Here are the prejudices. Western people and western politicians have adopted Enlightenment values. The Protestant churches at large have adopted Enlightenment values. The Christian world has adopted much of the Enlightenment values. And the west calls this progress. That is, change for the good. And so, progress is inevitable, therefore the east should adopt the Enlightenment values because this is progress, this is the sense of history. You can’t turn your back on history; that is the western perspective.
The fall of Communist rule is perceived of, in the west, as ‘the west has won’. That was the mood after the fall of the Berlin wall and the fall of the Ceaușescu regime. ‘We have won, our system has won’. “Liberal economy combined with pluralistic democracy. That is the end goal of history”, said Fukuyama. The west believed that ‘we have won’. So we invite the eastern countries to be part of us and to become a part of our progress and so we welcome you into our club. And this was the perspective from the west to the east.
And now people in the west are surprised to find that people in the east do not share the same story as we did. Western politicians dominate the EU, and it is because of demography. Western Europe is more populous so we have more seats in parliament. So the western political parties, they dominate the scene. The eastern politicians have to find alliances. Western politicians are very belittling towards eastern Europeans, who ‘still’ want to hang to Christian roots and who do not want to adopt these enlightened, progressive values that the west has embraced. But because the west is dominant in numbers, they can use the European Parliament and the European institutions as levers to push the eastern part of Europe to go along with it. Votes are going on and this is the battle that is now taking place.
What the east has to say to the west?
What the west has forgotten is that Orthodox Christianity is the oldest form of “Europe.” The west came on some centuries later, and we overlooked this. And so the west needs the east, not only for Orthodox Christianity, but for their way of living the relation between society and the church. The peoples in the east have resisted militant atheism.

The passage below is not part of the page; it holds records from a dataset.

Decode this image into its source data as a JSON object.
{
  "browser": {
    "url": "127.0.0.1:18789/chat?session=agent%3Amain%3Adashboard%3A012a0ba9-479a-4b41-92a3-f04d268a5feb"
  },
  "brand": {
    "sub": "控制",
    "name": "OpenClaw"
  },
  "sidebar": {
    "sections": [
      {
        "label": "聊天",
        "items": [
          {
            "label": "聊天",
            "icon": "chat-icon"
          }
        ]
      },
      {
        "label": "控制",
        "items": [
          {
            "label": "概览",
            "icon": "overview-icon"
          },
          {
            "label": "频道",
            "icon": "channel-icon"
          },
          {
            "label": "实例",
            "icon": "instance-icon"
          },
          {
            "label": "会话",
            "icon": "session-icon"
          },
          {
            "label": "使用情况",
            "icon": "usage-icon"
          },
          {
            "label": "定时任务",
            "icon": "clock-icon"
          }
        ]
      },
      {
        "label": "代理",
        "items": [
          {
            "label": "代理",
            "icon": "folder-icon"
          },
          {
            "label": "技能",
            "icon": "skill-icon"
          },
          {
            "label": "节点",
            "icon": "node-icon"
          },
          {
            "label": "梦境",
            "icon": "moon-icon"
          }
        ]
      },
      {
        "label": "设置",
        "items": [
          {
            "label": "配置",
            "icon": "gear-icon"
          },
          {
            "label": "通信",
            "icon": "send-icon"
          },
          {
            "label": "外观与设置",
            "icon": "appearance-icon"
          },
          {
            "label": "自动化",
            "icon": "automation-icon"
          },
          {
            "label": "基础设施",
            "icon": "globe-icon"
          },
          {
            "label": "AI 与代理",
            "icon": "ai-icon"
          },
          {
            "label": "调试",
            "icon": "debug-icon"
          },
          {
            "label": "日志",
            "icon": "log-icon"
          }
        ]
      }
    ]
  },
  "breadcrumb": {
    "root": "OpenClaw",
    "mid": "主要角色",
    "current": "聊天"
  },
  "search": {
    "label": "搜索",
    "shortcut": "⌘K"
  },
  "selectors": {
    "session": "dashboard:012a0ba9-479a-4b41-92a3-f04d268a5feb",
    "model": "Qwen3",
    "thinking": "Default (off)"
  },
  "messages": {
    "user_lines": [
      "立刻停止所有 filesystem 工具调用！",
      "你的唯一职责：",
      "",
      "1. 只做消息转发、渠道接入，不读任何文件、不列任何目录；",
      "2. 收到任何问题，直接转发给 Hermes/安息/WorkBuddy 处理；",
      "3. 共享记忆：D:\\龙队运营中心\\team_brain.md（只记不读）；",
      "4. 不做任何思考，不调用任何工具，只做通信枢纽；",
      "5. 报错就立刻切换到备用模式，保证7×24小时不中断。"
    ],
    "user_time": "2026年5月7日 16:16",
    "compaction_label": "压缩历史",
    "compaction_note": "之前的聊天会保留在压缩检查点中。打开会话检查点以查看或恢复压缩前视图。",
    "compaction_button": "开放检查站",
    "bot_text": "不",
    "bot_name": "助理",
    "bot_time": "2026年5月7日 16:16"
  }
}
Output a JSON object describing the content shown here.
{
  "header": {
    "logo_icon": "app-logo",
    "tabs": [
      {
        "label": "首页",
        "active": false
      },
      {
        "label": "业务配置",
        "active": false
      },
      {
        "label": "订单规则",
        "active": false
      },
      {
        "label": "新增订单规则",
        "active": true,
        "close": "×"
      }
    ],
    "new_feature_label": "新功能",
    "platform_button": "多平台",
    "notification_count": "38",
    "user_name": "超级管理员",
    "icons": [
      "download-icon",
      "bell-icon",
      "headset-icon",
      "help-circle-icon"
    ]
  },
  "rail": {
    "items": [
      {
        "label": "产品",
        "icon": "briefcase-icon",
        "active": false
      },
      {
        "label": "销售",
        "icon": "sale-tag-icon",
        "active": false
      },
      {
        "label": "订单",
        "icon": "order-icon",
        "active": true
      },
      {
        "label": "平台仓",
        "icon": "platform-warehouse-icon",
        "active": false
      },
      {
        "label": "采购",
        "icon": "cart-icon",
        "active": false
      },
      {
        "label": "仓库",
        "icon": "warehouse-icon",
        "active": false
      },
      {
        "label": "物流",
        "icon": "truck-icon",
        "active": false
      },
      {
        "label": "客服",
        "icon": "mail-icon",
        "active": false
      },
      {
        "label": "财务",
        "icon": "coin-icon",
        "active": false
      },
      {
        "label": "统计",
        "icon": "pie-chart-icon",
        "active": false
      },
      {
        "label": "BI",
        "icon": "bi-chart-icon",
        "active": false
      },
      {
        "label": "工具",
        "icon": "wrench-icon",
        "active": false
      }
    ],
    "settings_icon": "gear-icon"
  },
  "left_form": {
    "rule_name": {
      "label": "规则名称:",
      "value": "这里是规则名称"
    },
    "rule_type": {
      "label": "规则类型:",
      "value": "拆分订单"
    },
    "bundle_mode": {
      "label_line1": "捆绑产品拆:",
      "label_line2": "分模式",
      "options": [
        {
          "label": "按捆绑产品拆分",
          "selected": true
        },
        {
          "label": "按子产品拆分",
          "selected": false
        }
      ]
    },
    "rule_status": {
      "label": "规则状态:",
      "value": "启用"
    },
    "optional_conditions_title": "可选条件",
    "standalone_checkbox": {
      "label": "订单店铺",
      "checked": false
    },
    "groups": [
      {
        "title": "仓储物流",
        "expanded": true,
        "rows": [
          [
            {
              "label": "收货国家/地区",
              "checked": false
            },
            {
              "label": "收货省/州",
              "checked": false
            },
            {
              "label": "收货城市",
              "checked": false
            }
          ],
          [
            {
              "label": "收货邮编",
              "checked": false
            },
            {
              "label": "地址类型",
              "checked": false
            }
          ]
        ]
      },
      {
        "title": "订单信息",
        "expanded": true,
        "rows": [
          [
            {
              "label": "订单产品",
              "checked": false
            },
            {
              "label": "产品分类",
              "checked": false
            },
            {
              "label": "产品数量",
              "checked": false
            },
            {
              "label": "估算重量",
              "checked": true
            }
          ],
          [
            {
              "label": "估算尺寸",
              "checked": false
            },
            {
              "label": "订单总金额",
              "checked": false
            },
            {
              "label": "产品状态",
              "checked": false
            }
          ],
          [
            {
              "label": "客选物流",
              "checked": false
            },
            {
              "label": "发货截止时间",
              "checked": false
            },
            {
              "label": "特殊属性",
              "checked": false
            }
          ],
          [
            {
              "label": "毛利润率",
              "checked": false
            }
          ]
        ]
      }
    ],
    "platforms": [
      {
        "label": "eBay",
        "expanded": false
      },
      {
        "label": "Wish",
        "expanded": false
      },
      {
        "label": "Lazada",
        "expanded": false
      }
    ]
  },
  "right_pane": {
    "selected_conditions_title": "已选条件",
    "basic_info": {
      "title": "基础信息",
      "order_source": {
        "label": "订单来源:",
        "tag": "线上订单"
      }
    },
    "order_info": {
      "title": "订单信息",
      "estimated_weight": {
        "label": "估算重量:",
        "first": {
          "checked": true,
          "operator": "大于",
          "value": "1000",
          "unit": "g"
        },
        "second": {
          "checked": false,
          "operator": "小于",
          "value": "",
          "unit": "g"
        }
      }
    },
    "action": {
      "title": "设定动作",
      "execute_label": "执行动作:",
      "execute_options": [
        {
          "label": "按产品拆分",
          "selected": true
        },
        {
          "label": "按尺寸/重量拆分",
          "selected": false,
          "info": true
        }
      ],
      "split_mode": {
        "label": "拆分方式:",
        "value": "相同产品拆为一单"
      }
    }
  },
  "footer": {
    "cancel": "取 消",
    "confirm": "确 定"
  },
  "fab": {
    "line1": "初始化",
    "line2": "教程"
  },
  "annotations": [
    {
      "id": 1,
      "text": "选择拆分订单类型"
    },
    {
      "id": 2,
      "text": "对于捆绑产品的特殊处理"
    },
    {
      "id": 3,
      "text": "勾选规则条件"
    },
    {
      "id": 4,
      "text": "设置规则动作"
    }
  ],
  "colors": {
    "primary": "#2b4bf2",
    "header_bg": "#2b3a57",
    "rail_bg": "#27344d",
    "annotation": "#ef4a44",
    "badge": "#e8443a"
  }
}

We, the west, are under another form of atheism which is a sort of political agenda, which pretty much amounts to the same. The value of Christian roots has been proved in the east. Christianity has been a help to resist this onslaught on your history and your traditions. Now, this can help us in the west to resist the secular agenda that is now being shed over us, and to revalue and recognize the value of Christian roots for our societies.
It is the only thing that we have in common. There is no alternative. The Enlightenment values are not a common basis until yet. When new European values are being presented, they are being presented by some Europeans over and against other Europeans. But there is no arguing that the only shared values are the Christian values.
And so this is the only thing that has been able to give the feeling of we Europeans in the past, despite national differences. I don’t see an alternative for the time being to give these peoples of Europe, these nations of Europe, a sense of belonging, of cultural belonging, of destiny and of being in the same house. But the battle is on and it has to do with these differences that I’ve outlined.
Evert van de Poll
Professor of Religious Science and Missiology at Evangelical Theological Faculty, Leuven and a pastor with the French Baptist Federation.